This post is by Jennifer Reitmeyer. Jennifer has worked in the wedding industry since 1997. In addition to owning MyDeejay, an award-winning wedding entertainment firm serving the Washington, D.C. market, she also maintains a wedding business blog, WeddingIQ, and a blogging and social media service for wedding businesses, Firebrand Messaging. Jennifer is available for small business coaching, speaking, and writing opportunities. Read more at jenniferreitmeyer.com.
Last month, I shared some tips on working effectively with photographers to secure the images you want and need for your marketing. That was just one example of how a good relationship with other Pros can benefit our businesses, and it illustrated the value of professional partnerships. Partnering with other wedding vendors should be a priority for any business owner in this industry, for a number of reasons:
Partnerships create opportunities to collaborate. Vendors with great relationships can find a variety of ways to work together: co-hosting an industry event; organizing and executing a styled shoot; dually offering a special promotion to clients; even launching a new venture like a blog or a side business. I’ve done several of these things myself and I’ve always appreciated the experience of working alongside others I respect, as well as the added benefit of exposure to one another’s network of clients and colleagues.
Partnerships generate referrals. Practically every wedding vendor gets asked for suggestions in other service categories. And when that question arises, we naturally think of other professionals we trust. Partnering with other vendors often results in referrals not only to clients, but also to other vendors and to opportunities we might never have had otherwise (wedding shows, media exposure, speaking engagements, guest blogging…the list goes on and on!).

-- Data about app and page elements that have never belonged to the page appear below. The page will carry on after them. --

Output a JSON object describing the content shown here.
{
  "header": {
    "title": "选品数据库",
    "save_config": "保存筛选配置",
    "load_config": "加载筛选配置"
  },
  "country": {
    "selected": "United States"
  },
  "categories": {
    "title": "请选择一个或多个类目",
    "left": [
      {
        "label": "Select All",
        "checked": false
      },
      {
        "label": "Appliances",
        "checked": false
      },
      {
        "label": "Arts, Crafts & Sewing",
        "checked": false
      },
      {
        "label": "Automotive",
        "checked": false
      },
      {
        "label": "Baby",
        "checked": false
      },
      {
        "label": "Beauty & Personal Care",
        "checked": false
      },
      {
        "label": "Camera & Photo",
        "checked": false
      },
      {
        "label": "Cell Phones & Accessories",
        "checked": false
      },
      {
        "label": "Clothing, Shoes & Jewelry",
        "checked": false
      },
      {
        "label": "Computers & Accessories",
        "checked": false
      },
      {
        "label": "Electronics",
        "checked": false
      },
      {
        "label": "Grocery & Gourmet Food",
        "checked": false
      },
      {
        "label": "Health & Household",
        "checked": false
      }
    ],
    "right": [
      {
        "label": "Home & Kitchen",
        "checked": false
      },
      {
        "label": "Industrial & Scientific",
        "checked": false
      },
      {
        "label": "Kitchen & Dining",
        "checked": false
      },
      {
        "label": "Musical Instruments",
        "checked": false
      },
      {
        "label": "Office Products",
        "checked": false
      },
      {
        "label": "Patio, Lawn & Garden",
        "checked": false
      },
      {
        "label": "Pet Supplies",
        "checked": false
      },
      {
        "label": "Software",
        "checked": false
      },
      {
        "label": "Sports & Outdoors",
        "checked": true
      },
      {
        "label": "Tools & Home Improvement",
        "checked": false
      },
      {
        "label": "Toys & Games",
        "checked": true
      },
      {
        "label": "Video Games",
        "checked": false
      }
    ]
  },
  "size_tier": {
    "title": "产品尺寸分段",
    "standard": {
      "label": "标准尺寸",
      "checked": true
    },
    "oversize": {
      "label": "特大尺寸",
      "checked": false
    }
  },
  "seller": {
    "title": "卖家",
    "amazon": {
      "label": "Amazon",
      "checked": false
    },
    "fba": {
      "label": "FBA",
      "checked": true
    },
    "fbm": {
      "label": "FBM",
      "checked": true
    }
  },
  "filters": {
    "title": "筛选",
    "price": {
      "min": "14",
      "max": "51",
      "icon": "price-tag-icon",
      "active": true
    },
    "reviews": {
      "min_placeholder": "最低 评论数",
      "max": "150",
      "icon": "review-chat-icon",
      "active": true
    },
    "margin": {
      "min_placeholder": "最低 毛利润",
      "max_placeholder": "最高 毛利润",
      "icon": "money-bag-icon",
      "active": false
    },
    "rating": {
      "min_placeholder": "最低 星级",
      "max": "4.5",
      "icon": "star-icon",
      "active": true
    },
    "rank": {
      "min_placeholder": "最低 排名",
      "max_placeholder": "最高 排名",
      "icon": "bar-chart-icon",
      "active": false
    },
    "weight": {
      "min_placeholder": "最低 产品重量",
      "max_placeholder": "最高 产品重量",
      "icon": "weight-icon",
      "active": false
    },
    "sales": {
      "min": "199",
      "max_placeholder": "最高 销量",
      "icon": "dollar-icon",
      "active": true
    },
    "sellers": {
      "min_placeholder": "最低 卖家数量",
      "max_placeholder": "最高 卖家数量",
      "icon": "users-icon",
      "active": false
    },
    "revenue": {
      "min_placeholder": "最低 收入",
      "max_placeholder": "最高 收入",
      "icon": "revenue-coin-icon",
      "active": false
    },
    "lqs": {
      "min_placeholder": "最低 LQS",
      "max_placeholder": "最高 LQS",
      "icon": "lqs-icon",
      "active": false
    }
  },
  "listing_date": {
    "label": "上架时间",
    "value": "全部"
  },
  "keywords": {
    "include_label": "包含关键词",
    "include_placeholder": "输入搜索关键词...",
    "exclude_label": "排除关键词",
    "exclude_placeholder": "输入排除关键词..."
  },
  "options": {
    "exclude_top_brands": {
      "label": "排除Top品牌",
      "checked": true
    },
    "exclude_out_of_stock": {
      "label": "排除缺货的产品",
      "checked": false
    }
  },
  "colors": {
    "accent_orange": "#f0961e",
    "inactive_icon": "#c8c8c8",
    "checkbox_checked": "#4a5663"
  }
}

Partnerships build credibility. Being associated with other reputable, high-quality Pros is a boost to your own reputation – clients and vendors alike tend to think more highly of business owners who can work well with others in their field. Face it: if one of your colleagues recommends you for something – let’s say an award, or placement in an exclusive vendor list, or a leadership position in an organization – that recommendation is more likely to be considered than if you were “nominating” yourself.
Partnerships provide support. There’s been a big push in the wedding industry toward embracing the concept of community, something I wholeheartedly support. (I do have some concerns about the vilification of healthy competition, but that’s another story!) I don’t know a wedding vendor alive who doesn’t count other Pros among their closest friends, and that’s invaluable in an industry as exhilarating – and exhausting – as weddings. When you partner with someone on both a professional level and a friendship level, everything seems more manageable, and you’ll receive more practical support than practically anyone else could give you.
How do you form a professional partnership? A great starting place is at your weddings. Consider which vendors you’ve worked with lately – have any of those done a great job, been personable and relatable, and made you want to work with them again? Try reaching out for coffee or a chat and see where that leads. Look into joining a networking organization, one that focuses on idea-sharing and collaboration. Even joining the right Facebook group or taking a business-related class can introduce you to fantastic Pros you might not have otherwise met. The key is identifying people whose business practices and personality both resonate with you, and then proactively pursuing a connection. It’s easy for any of us to procrastinate about forming new relationships (or strengthening existing ones) – but if you make yourself take the lead, I’m pretty sure only good things are going to happen for you and for your business.